Try it>
Lines in the records below that contain the word "Haybe" must each be copied.

··· Task material

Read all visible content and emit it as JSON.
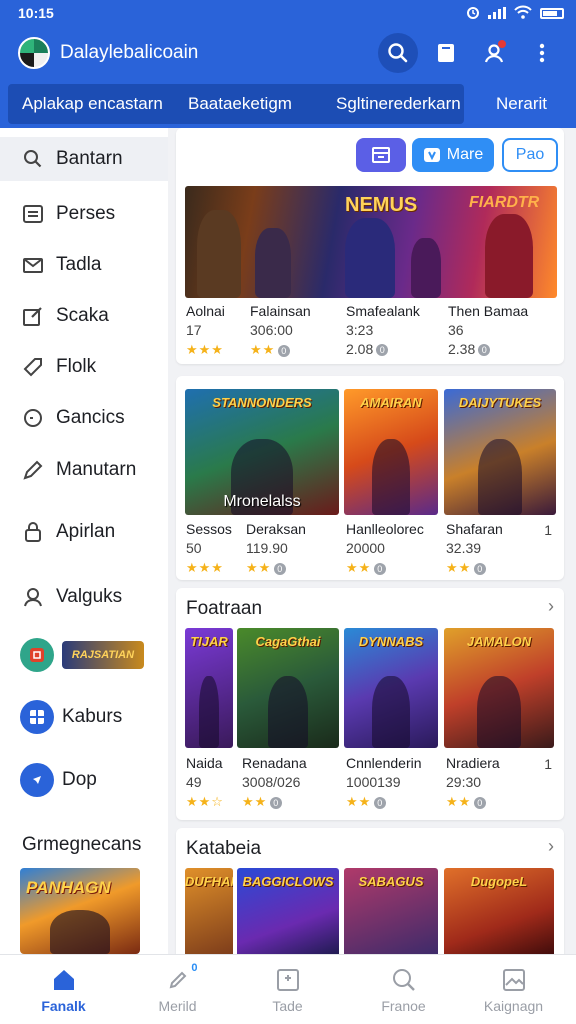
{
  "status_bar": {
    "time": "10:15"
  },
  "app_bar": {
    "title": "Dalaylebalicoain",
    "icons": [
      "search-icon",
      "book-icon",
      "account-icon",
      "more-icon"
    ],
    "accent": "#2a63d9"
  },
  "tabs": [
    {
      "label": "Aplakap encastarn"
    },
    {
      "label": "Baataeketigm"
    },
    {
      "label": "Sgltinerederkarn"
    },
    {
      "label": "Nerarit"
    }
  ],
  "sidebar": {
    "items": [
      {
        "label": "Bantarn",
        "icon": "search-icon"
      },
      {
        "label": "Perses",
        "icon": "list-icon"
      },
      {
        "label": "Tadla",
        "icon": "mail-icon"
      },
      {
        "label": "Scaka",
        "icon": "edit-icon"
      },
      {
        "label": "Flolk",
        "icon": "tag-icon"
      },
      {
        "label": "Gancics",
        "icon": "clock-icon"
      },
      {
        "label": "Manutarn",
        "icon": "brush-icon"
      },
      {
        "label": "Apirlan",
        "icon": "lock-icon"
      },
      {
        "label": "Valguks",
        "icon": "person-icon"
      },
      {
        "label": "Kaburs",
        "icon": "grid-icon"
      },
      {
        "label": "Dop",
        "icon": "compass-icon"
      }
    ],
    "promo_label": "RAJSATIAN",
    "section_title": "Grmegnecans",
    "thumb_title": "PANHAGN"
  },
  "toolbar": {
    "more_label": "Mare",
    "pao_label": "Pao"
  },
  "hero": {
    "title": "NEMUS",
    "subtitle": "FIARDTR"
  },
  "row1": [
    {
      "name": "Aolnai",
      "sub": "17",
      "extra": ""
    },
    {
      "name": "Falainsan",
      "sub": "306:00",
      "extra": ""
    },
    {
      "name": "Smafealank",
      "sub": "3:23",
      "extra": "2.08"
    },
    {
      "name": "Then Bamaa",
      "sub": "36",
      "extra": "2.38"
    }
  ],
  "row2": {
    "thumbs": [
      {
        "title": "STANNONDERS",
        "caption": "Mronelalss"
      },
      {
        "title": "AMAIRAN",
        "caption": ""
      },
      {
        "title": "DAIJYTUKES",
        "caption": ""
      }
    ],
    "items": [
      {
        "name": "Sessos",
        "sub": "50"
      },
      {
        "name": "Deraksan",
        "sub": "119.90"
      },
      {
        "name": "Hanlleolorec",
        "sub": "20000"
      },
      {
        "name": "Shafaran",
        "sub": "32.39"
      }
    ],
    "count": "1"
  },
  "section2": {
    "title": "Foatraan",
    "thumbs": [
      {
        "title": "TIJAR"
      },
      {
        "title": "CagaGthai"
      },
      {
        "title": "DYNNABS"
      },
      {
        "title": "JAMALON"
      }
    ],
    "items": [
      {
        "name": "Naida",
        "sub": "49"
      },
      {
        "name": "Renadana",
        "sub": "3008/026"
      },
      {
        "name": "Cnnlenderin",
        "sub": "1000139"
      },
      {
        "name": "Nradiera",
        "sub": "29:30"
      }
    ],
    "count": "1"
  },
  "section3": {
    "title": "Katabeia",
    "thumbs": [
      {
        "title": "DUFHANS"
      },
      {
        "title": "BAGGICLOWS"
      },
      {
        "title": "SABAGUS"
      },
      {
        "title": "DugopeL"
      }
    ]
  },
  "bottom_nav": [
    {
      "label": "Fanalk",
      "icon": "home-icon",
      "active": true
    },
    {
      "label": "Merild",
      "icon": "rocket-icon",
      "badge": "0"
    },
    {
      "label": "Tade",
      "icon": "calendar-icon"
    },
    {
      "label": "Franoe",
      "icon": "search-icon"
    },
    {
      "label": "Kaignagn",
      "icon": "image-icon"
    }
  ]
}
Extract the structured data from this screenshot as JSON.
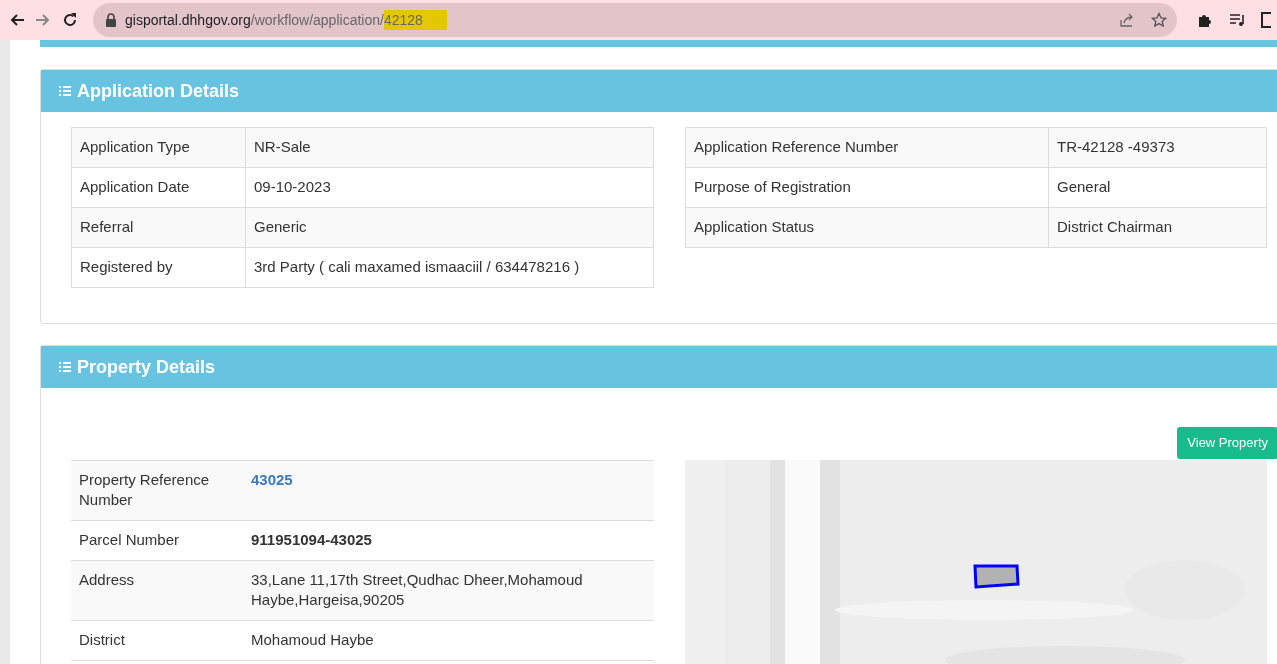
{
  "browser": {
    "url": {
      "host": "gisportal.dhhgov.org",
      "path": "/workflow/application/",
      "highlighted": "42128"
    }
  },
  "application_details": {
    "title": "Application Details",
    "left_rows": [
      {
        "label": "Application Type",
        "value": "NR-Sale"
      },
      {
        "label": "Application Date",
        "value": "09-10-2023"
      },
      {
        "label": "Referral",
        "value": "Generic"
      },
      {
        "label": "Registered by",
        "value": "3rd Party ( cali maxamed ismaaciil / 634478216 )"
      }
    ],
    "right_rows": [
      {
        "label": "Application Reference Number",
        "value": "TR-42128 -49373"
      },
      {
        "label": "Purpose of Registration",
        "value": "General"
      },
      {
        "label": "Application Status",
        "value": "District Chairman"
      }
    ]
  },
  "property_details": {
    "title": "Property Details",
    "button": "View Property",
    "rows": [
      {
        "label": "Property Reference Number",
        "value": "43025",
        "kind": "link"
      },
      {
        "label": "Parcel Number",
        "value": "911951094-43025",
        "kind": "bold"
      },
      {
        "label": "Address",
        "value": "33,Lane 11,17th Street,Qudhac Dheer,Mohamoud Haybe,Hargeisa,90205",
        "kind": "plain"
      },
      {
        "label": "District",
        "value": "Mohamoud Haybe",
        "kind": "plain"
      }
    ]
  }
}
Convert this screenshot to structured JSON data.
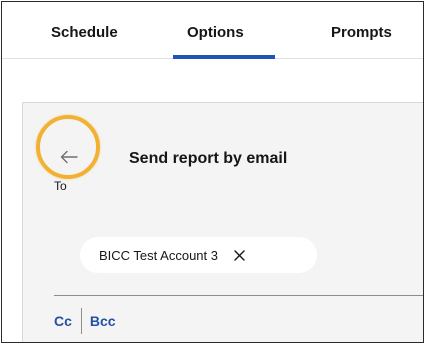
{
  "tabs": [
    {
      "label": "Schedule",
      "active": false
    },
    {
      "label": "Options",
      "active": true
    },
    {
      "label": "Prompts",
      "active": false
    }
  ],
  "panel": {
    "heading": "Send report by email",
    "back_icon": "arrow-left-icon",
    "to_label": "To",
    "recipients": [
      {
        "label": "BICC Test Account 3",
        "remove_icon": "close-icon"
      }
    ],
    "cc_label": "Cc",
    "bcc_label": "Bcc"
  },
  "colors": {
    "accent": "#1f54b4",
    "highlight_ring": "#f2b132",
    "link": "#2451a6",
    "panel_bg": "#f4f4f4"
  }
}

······

Answer for this exercise>
        "value": "33,Lane 11,17th Street,Qudhac Dheer,Mohamoud Haybe,Hargeisa,90205",
        "value": "Mohamoud Haybe",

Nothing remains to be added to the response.